- Some 1,275 students have been cleared from the cheating list after thorough scrutiny of their papers by investigations and KNEC will release their results - A total of 3,427 candidates were found culpable of cheating and they hail from 53 schools spread across 16 counties - Among issues examiners established include identical correct answers arrived at by use of incorrect formulas and calculations - Machakos, Meru, Isiolo, Kericho, Bungoma, Kisumu, Homa Bay and Garissa are among counties hardest hit by canceled results Kenya National Examination Council (KNEC) has said it will allow 3,427 students whose 2018 KCSE results were canceled as a result of cheating to resit the exam in 2019.
The Chairman of the Kenya National Examination Council (KNEC) George Magoha said results for 53 schools were withheld after the release of the 2018 examination results on December 21 for investigation.
The registration of candidates for this year's national examinations will close on February 15, the Kenya National Examination Council has said.
- Kenya National Examination Council had withheld results of 216 KCSE candidates of Kapkenda Girls High School - The council released results of only 57 students after investigating malpractices detected during marking - School Principal Jemimah Sambai said 159 students had their results canceled for colluding in biology paper Kenya National Examination Council (KNEC) has released results of only 57 out of 216 candidates who sat for Kenya Certificate of Secondary Education (KCSE) exams in 2018 at Kapkenda Girls' High School in Elgeyo Marakwet county.
Kenya National Examination Council in a circular dated 26 November 2018 addressing school heads and sub-county directors of education reveals index numbers will be given on the basis of the candidates’ admission numbers and not on class performance as has been the tradition.
The Kenya National Examination Council released the results of 71 students and cancelled 22 of them.
Yet evidence from the Kenya National Examination Council shows every year that the average performance in English is poor.
This is after the Kenya National Examination Council (Knec) erroneously identified the candidate as a female and indicated the same in his KCPE certificate.

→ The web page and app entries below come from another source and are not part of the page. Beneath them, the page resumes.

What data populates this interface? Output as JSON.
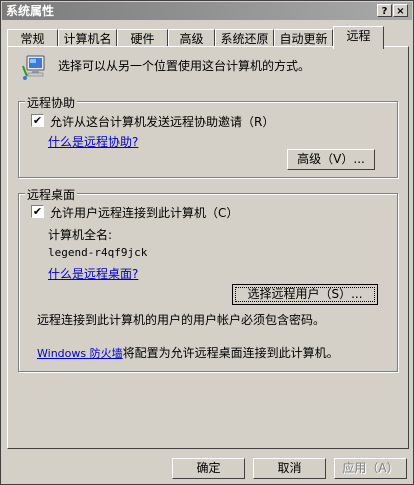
{
  "window": {
    "title": "系统属性",
    "help_glyph": "?",
    "close_glyph": "×"
  },
  "tabs": [
    {
      "label": "常规"
    },
    {
      "label": "计算机名"
    },
    {
      "label": "硬件"
    },
    {
      "label": "高级"
    },
    {
      "label": "系统还原"
    },
    {
      "label": "自动更新"
    },
    {
      "label": "远程"
    }
  ],
  "intro_text": "选择可以从另一个位置使用这台计算机的方式。",
  "remote_assistance": {
    "group_title": "远程协助",
    "checkbox_label": "允许从这台计算机发送远程协助邀请（R）",
    "checked": true,
    "link": "什么是远程协助?",
    "advanced_button": "高级（V）..."
  },
  "remote_desktop": {
    "group_title": "远程桌面",
    "checkbox_label": "允许用户远程连接到此计算机（C）",
    "checked": true,
    "fullname_label": "计算机全名:",
    "computer_name": "legend-r4qf9jck",
    "link": "什么是远程桌面?",
    "select_users_button": "选择远程用户（S）...",
    "password_note": "远程连接到此计算机的用户的用户帐户必须包含密码。",
    "firewall_link": "Windows 防火墙",
    "firewall_text": "将配置为允许远程桌面连接到此计算机。"
  },
  "footer": {
    "ok": "确定",
    "cancel": "取消",
    "apply": "应用（A）"
  },
  "icons": {
    "computer": "computer-icon"
  }
}
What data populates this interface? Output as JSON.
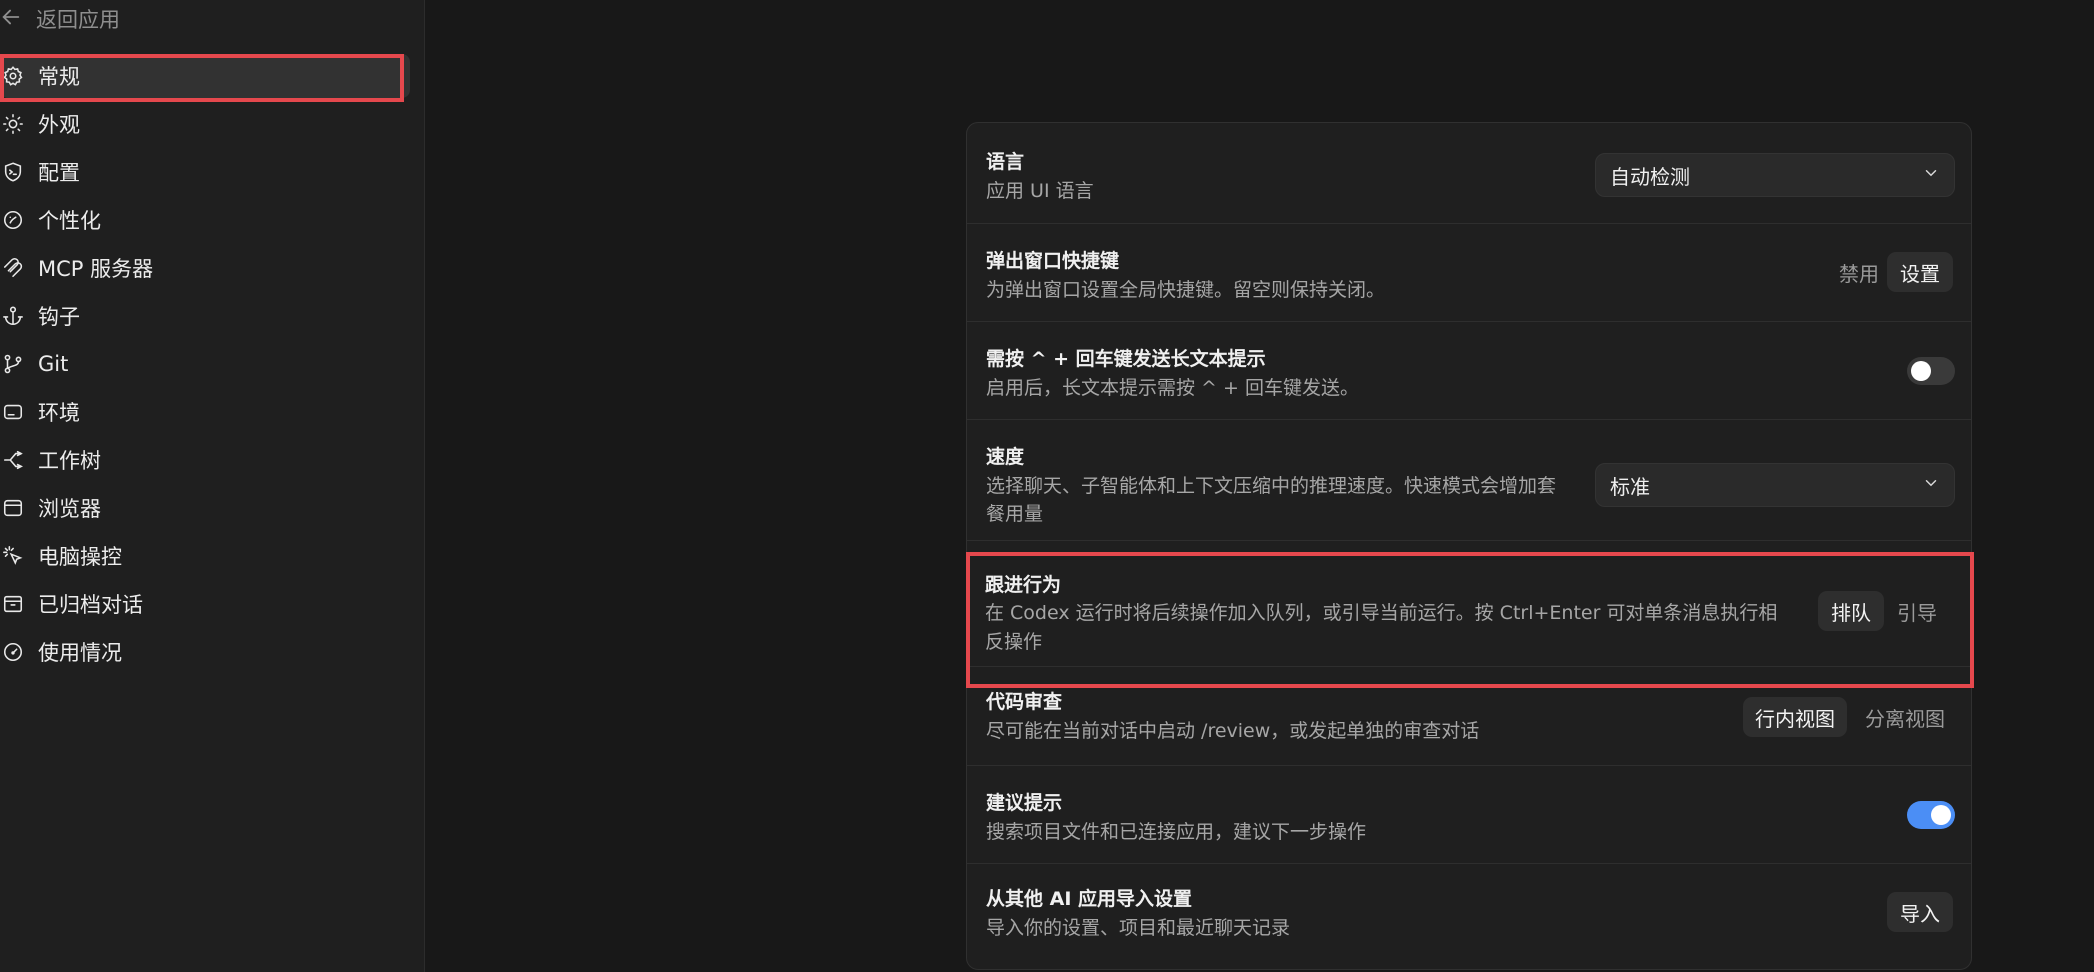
{
  "sidebar": {
    "back_label": "返回应用",
    "items": [
      {
        "label": "常规",
        "icon": "gear-icon"
      },
      {
        "label": "外观",
        "icon": "sun-icon"
      },
      {
        "label": "配置",
        "icon": "shield-terminal-icon"
      },
      {
        "label": "个性化",
        "icon": "personalize-icon"
      },
      {
        "label": "MCP 服务器",
        "icon": "mcp-icon"
      },
      {
        "label": "钩子",
        "icon": "anchor-icon"
      },
      {
        "label": "Git",
        "icon": "git-branch-icon"
      },
      {
        "label": "环境",
        "icon": "environment-icon"
      },
      {
        "label": "工作树",
        "icon": "worktree-icon"
      },
      {
        "label": "浏览器",
        "icon": "browser-icon"
      },
      {
        "label": "电脑操控",
        "icon": "cursor-click-icon"
      },
      {
        "label": "已归档对话",
        "icon": "archive-icon"
      },
      {
        "label": "使用情况",
        "icon": "gauge-icon"
      }
    ],
    "active_index": 0
  },
  "settings": {
    "language": {
      "title": "语言",
      "desc": "应用 UI 语言",
      "value": "自动检测"
    },
    "popup_shortcut": {
      "title": "弹出窗口快捷键",
      "desc": "为弹出窗口设置全局快捷键。留空则保持关闭。",
      "disable_label": "禁用",
      "set_label": "设置"
    },
    "long_text_send": {
      "title": "需按 ^ + 回车键发送长文本提示",
      "desc": "启用后，长文本提示需按 ^ + 回车键发送。",
      "enabled": false
    },
    "speed": {
      "title": "速度",
      "desc_line1": "选择聊天、子智能体和上下文压缩中的推理速度。快速模式会增加套",
      "desc_line2": "餐用量",
      "value": "标准"
    },
    "follow_up": {
      "title": "跟进行为",
      "desc_line1": "在 Codex 运行时将后续操作加入队列，或引导当前运行。按 Ctrl+Enter 可对单条消息执行相",
      "desc_line2": "反操作",
      "option_queue": "排队",
      "option_steer": "引导",
      "selected": "排队"
    },
    "code_review": {
      "title": "代码审查",
      "desc": "尽可能在当前对话中启动 /review，或发起单独的审查对话",
      "option_inline": "行内视图",
      "option_split": "分离视图",
      "selected": "行内视图"
    },
    "suggestions": {
      "title": "建议提示",
      "desc": "搜索项目文件和已连接应用，建议下一步操作",
      "enabled": true
    },
    "import": {
      "title": "从其他 AI 应用导入设置",
      "desc": "导入你的设置、项目和最近聊天记录",
      "button": "导入"
    }
  },
  "colors": {
    "highlight": "#e5484d",
    "toggle_on": "#4b8ef5",
    "background": "#181818"
  }
}
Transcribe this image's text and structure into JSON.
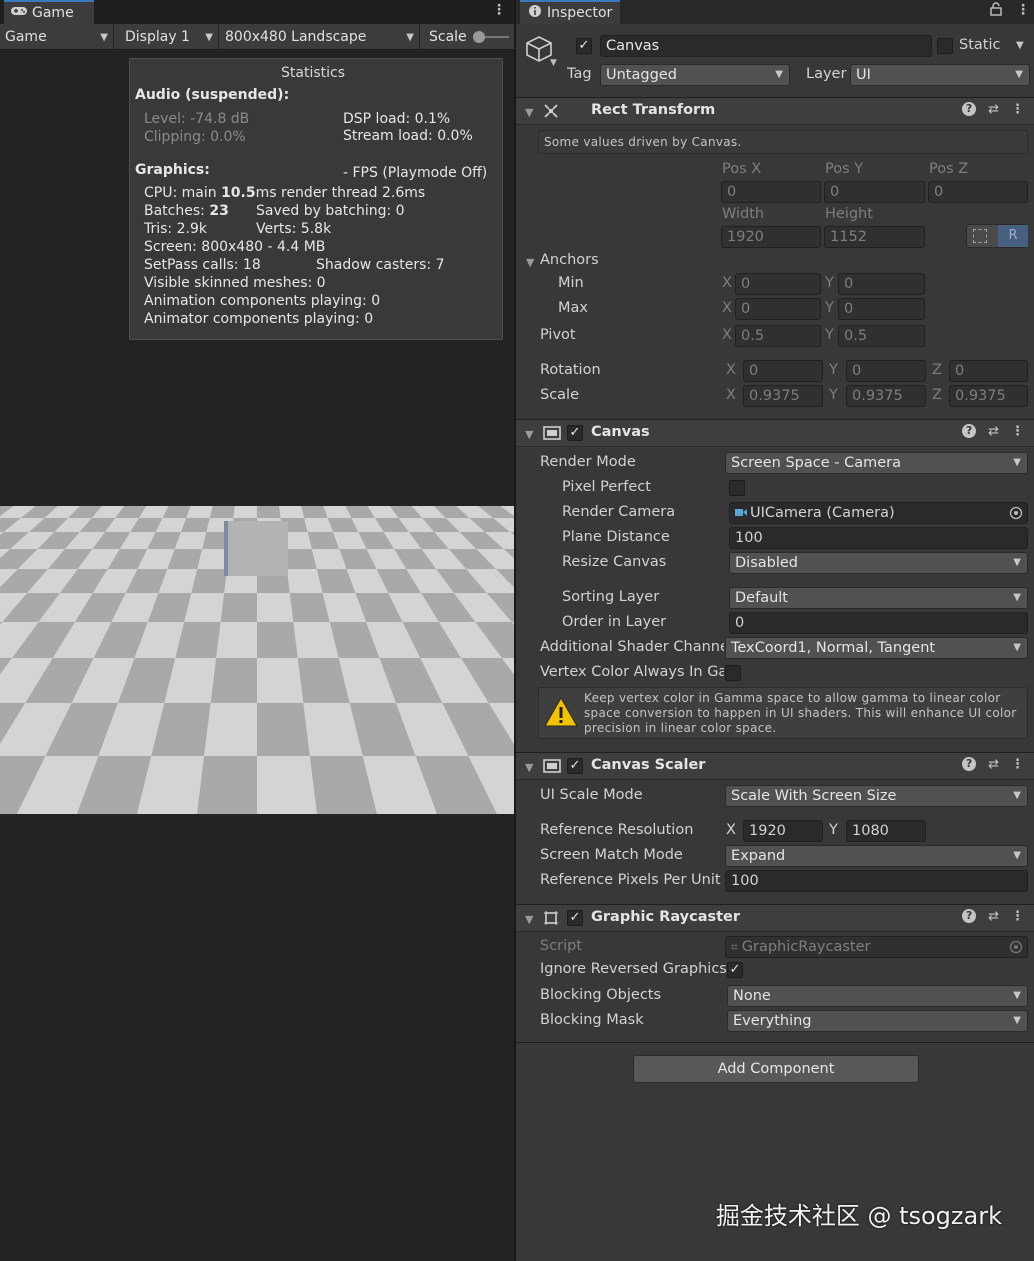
{
  "game": {
    "tab_label": "Game",
    "toolbar": {
      "mode": "Game",
      "display": "Display 1",
      "resolution": "800x480 Landscape",
      "scale_label": "Scale"
    },
    "statistics": {
      "title": "Statistics",
      "audio_header": "Audio (suspended):",
      "level": "Level: -74.8 dB",
      "clipping": "Clipping: 0.0%",
      "dsp_load": "DSP load: 0.1%",
      "stream_load": "Stream load: 0.0%",
      "graphics_header": "Graphics:",
      "fps": "- FPS (Playmode Off)",
      "cpu_prefix": "CPU: main ",
      "cpu_main": "10.5",
      "cpu_suffix": "ms  render thread 2.6ms",
      "batches_prefix": "Batches: ",
      "batches": "23",
      "saved_by_batching": "Saved by batching: 0",
      "tris": "Tris: 2.9k",
      "verts": "Verts: 5.8k",
      "screen": "Screen: 800x480 - 4.4 MB",
      "setpass": "SetPass calls: 18",
      "shadow_casters": "Shadow casters: 7",
      "skinned_meshes": "Visible skinned meshes: 0",
      "animation_components": "Animation components playing: 0",
      "animator_components": "Animator components playing: 0"
    }
  },
  "inspector": {
    "tab_label": "Inspector",
    "object": {
      "name": "Canvas",
      "active": true,
      "static_label": "Static",
      "tag_label": "Tag",
      "tag_value": "Untagged",
      "layer_label": "Layer",
      "layer_value": "UI"
    },
    "rect_transform": {
      "title": "Rect Transform",
      "driven_note": "Some values driven by Canvas.",
      "pos_x_label": "Pos X",
      "pos_y_label": "Pos Y",
      "pos_z_label": "Pos Z",
      "pos_x": "0",
      "pos_y": "0",
      "pos_z": "0",
      "width_label": "Width",
      "height_label": "Height",
      "width": "1920",
      "height": "1152",
      "raw_button": "R",
      "anchors_label": "Anchors",
      "min_label": "Min",
      "max_label": "Max",
      "min_x": "0",
      "min_y": "0",
      "max_x": "0",
      "max_y": "0",
      "pivot_label": "Pivot",
      "pivot_x": "0.5",
      "pivot_y": "0.5",
      "rotation_label": "Rotation",
      "rot_x": "0",
      "rot_y": "0",
      "rot_z": "0",
      "scale_label": "Scale",
      "scale_x": "0.9375",
      "scale_y": "0.9375",
      "scale_z": "0.9375",
      "x": "X",
      "y": "Y",
      "z": "Z"
    },
    "canvas": {
      "title": "Canvas",
      "render_mode_label": "Render Mode",
      "render_mode": "Screen Space - Camera",
      "pixel_perfect_label": "Pixel Perfect",
      "render_camera_label": "Render Camera",
      "render_camera": "UICamera (Camera)",
      "plane_distance_label": "Plane Distance",
      "plane_distance": "100",
      "resize_canvas_label": "Resize Canvas",
      "resize_canvas": "Disabled",
      "sorting_layer_label": "Sorting Layer",
      "sorting_layer": "Default",
      "order_in_layer_label": "Order in Layer",
      "order_in_layer": "0",
      "shader_channels_label": "Additional Shader Channels",
      "shader_channels": "TexCoord1, Normal, Tangent",
      "vertex_color_label": "Vertex Color Always In Gamma",
      "warning": "Keep vertex color in Gamma space to allow gamma to linear color space conversion to happen in UI shaders. This will enhance UI color precision in linear color space."
    },
    "canvas_scaler": {
      "title": "Canvas Scaler",
      "ui_scale_mode_label": "UI Scale Mode",
      "ui_scale_mode": "Scale With Screen Size",
      "ref_resolution_label": "Reference Resolution",
      "ref_x": "1920",
      "ref_y": "1080",
      "match_mode_label": "Screen Match Mode",
      "match_mode": "Expand",
      "ppu_label": "Reference Pixels Per Unit",
      "ppu": "100"
    },
    "graphic_raycaster": {
      "title": "Graphic Raycaster",
      "script_label": "Script",
      "script": "GraphicRaycaster",
      "ignore_reversed_label": "Ignore Reversed Graphics",
      "blocking_objects_label": "Blocking Objects",
      "blocking_objects": "None",
      "blocking_mask_label": "Blocking Mask",
      "blocking_mask": "Everything"
    },
    "add_component": "Add Component"
  },
  "watermark": "掘金技术社区 @ tsogzark",
  "colors": {
    "accent": "#3a79bb",
    "panel": "#383838",
    "field": "#2a2a2a",
    "warning": "#f2c200"
  }
}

The schools were under the radar of the Kenya National Examination Council (KNEC) over alleged cheating.